The Parkway School Board approved Wednesday night a new sexual education curriculum that some students cheered as promoting inclusion for peers of different sexual orientations and gender identities, but some doctors and parents bemoaned as portraying teenage sexual activity as acceptable.
The bigger changes include teaching eighth- and 10th-graders about sexual consent and lesbian, gay, bisexual and transgender issues. The board also added lessons about sexual predators, sexting and online safety and lessons for third-graders about gender stereotypes.
Board members Deborah Hopper and Sam Sciortino and Board President Chris Jacob voted against the revised curriculum.
The new curriculum pitted students who wanted to be taught about gender inclusion and sexual consent against parents, doctors and religious leaders who think the new curriculum fails to emphasize abstinence enough. Several hundred people came to the meeting and about 45 gave public comments.
Students can opt out of the district’s sex education lessons, but the district encourages parents to talk with teachers before pulling their children out of lessons.
Many opponents, who were overwhelmingly adults and most of whom were parents, healthcare professionals or religious leaders, claimed the new curriculum is strongly influenced by Planned Parenthood because they think it draws on lesson plans that are associated with the organization.
The Parkway curriculum includes no discussion of abortion, and Assistant Superintendent Lisa Merideth said the curriculum drew mainly on Centers for Disease Control and Prevention guidelines for sexual education.
Opponents also argued that even though the curriculum emphasizes abstinence, they think that message is diluted by teaching extensively about contraceptives, which makes it seem that teenage sexual activity is normal and acceptable. They said they didn’t think students so young would know better to choose abstinence over contraceptives under the Parkway curriculum.
“Middle schoolers don’t know best. Their brains are still developing,” said Rob Hicks, one of several doctors who spoke against the curriculum.
The previous curriculum included lessons on contraceptives, sexual activity and sexually transmitted infections.
Many of the supporters were Parkway students.
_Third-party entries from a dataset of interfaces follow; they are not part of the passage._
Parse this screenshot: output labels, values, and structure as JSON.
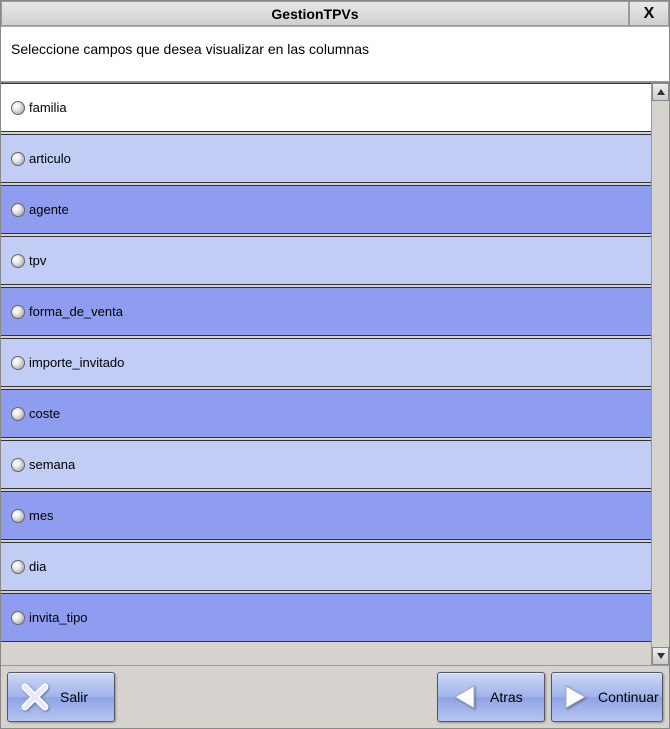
{
  "window": {
    "title": "GestionTPVs",
    "close_label": "X"
  },
  "instructions": "Seleccione campos que desea visualizar en las columnas",
  "fields": [
    {
      "label": "familia",
      "shade": "white"
    },
    {
      "label": "articulo",
      "shade": "light"
    },
    {
      "label": "agente",
      "shade": "dark"
    },
    {
      "label": "tpv",
      "shade": "light"
    },
    {
      "label": "forma_de_venta",
      "shade": "dark"
    },
    {
      "label": "importe_invitado",
      "shade": "light"
    },
    {
      "label": "coste",
      "shade": "dark"
    },
    {
      "label": "semana",
      "shade": "light"
    },
    {
      "label": "mes",
      "shade": "dark"
    },
    {
      "label": "dia",
      "shade": "light"
    },
    {
      "label": "invita_tipo",
      "shade": "dark"
    }
  ],
  "buttons": {
    "salir": "Salir",
    "atras": "Atras",
    "continuar": "Continuar"
  }
}
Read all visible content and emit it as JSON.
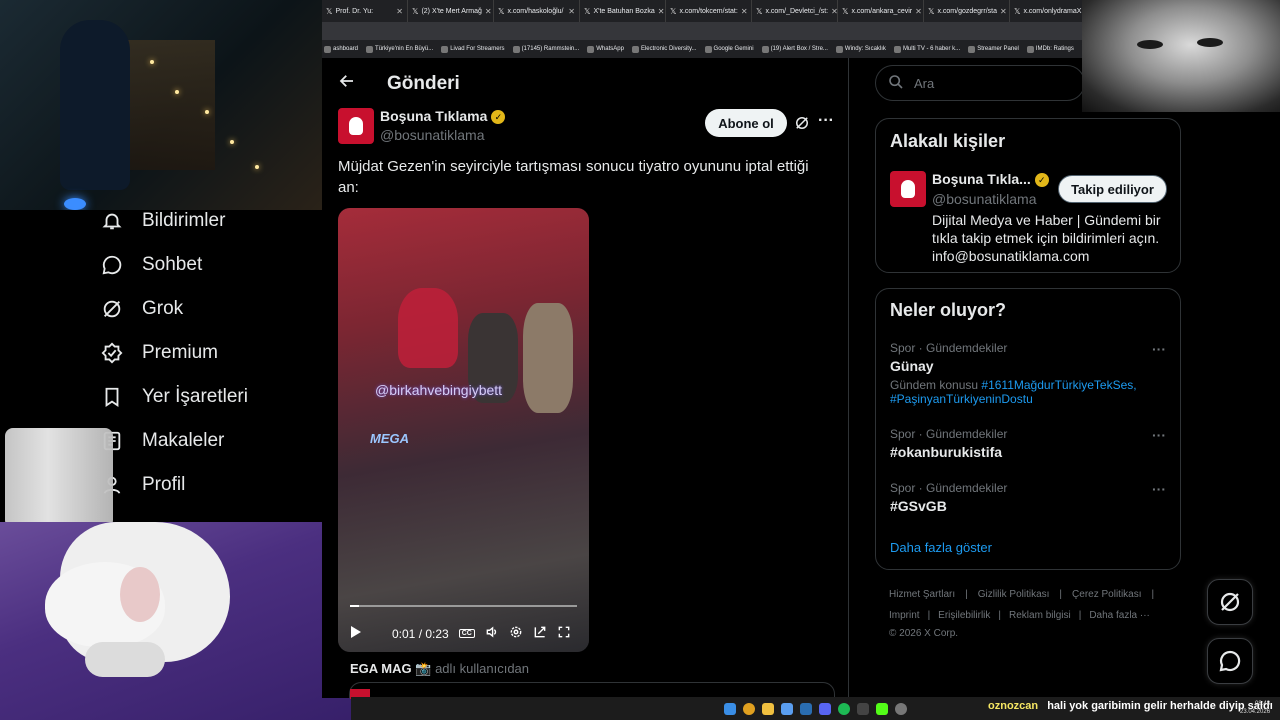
{
  "browser": {
    "tabs": [
      "Prof. Dr. Yu:",
      "(2) X'te Mert Armağ",
      "x.com/haskoloğlu/",
      "X'te Batuhan Bozka",
      "x.com/tokcem/stat:",
      "x.com/_Devletci_/st:",
      "x.com/ankara_cevir",
      "x.com/gozdegrr/sta",
      "x.com/onlydramaX:"
    ],
    "bookmarks": [
      "ashboard",
      "Türkiye'nin En Büyü...",
      "Livad For Streamers",
      "(17145) Rammstein...",
      "WhatsApp",
      "Electronic Diversity...",
      "Google Gemini",
      "(19) Alert Box / Stre...",
      "Windy: Sıcaklık",
      "Multi TV - 6 haber k...",
      "Streamer Panel",
      "IMDb: Ratings"
    ]
  },
  "nav": {
    "items": [
      {
        "label": "Bildirimler",
        "icon": "bell-icon"
      },
      {
        "label": "Sohbet",
        "icon": "chat-icon"
      },
      {
        "label": "Grok",
        "icon": "grok-icon"
      },
      {
        "label": "Premium",
        "icon": "premium-badge-icon"
      },
      {
        "label": "Yer İşaretleri",
        "icon": "bookmark-icon"
      },
      {
        "label": "Makaleler",
        "icon": "article-icon"
      },
      {
        "label": "Profil",
        "icon": "profile-icon"
      }
    ]
  },
  "post": {
    "header_title": "Gönderi",
    "author_name": "Boşuna Tıklama",
    "author_handle": "@bosunatiklama",
    "follow_label": "Abone ol",
    "text": "Müjdat Gezen'in seyirciyle tartışması sonucu tiyatro oyununu iptal ettiği an:",
    "video": {
      "watermark": "@birkahvebingiybett",
      "logo_text": "MEGA",
      "time": "0:01 / 0:23",
      "progress": 0.04
    },
    "source_name": "EGA MAG 📸",
    "source_suffix": "adlı kullanıcıdan"
  },
  "sidebar": {
    "search_placeholder": "Ara",
    "related": {
      "title": "Alakalı kişiler",
      "name": "Boşuna Tıkla...",
      "handle": "@bosunatiklama",
      "button": "Takip ediliyor",
      "bio": "Dijital Medya ve Haber | Gündemi bir tıkla takip etmek için bildirimleri açın. info@bosunatiklama.com"
    },
    "trends": {
      "title": "Neler oluyor?",
      "items": [
        {
          "meta": "Spor · Gündemdekiler",
          "title": "Günay",
          "sub_prefix": "Gündem konusu",
          "sub_links": "#1611MağdurTürkiyeTekSes, #PaşinyanTürkiyeninDostu"
        },
        {
          "meta": "Spor · Gündemdekiler",
          "title": "#okanburukistifa"
        },
        {
          "meta": "Spor · Gündemdekiler",
          "title": "#GSvGB"
        }
      ],
      "more": "Daha fazla göster"
    },
    "footer": {
      "row1": [
        "Hizmet Şartları",
        "Gizlilik Politikası",
        "Çerez Politikası"
      ],
      "row2": [
        "Imprint",
        "Erişilebilirlik",
        "Reklam bilgisi",
        "Daha fazla ···"
      ],
      "copyright": "© 2026 X Corp."
    }
  },
  "stream": {
    "chat_user": "oznozcan",
    "chat_message": "hali yok garibimin gelir herhalde diyip saldı",
    "clock_time": "08:43",
    "clock_date": "23.04.2026"
  },
  "colors": {
    "accent": "#1d9bf0",
    "verified": "#e2b719",
    "brand_red": "#c8102e",
    "chat_user": "#f5e663"
  }
}
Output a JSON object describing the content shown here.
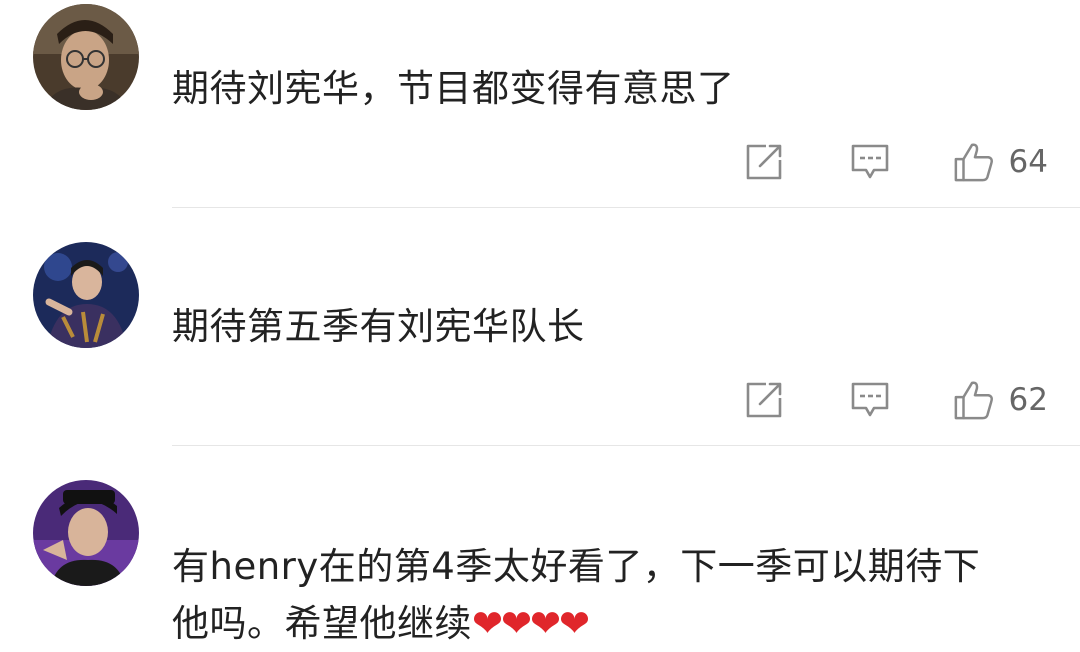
{
  "comments": [
    {
      "text": "期待刘宪华，节目都变得有意思了",
      "likes": "64",
      "avatar_icon": "avatar-man-glasses"
    },
    {
      "text": "期待第五季有刘宪华队长",
      "likes": "62",
      "avatar_icon": "avatar-performer-stage"
    },
    {
      "text_line1": "有henry在的第4季太好看了，下一季可以期待下",
      "text_line2": "他吗。希望他继续",
      "hearts": "❤❤❤❤",
      "avatar_icon": "avatar-man-cap"
    }
  ],
  "icons": {
    "share": "share-icon",
    "reply": "reply-icon",
    "like": "thumbs-up-icon"
  },
  "colors": {
    "icon_gray": "#8a8a8a",
    "text": "#222222",
    "count": "#666666",
    "heart": "#e0262b",
    "divider": "#e6e6e6"
  }
}
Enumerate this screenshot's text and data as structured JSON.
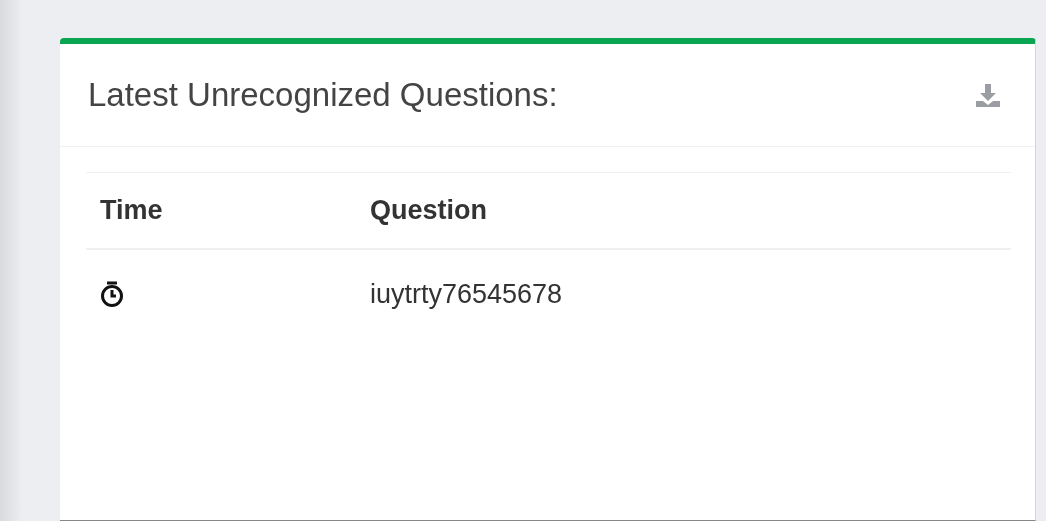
{
  "panel": {
    "title": "Latest Unrecognized Questions:",
    "table": {
      "columns": [
        "Time",
        "Question"
      ],
      "rows": [
        {
          "question": "iuytrty76545678"
        }
      ]
    }
  }
}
They asked the board to approve the changes because they think the revisions will help prevent sexual assault and promote inclusion of people of all sexual orientations and gender identities.
“In the end, there is no such thing as too much information,” Mckenzie Thompson, a freshman at Parkway North High School, told the board.
Merideth said the district formulated the changes by surveying students and parents who wanted changes. She argued that the new curriculum places a greater emphasis on abstinence and teaches students about the physical and emotional consequences of starting a romantic or sexual relationship.
The new curriculum will be taught starting in the 2016-17 school year.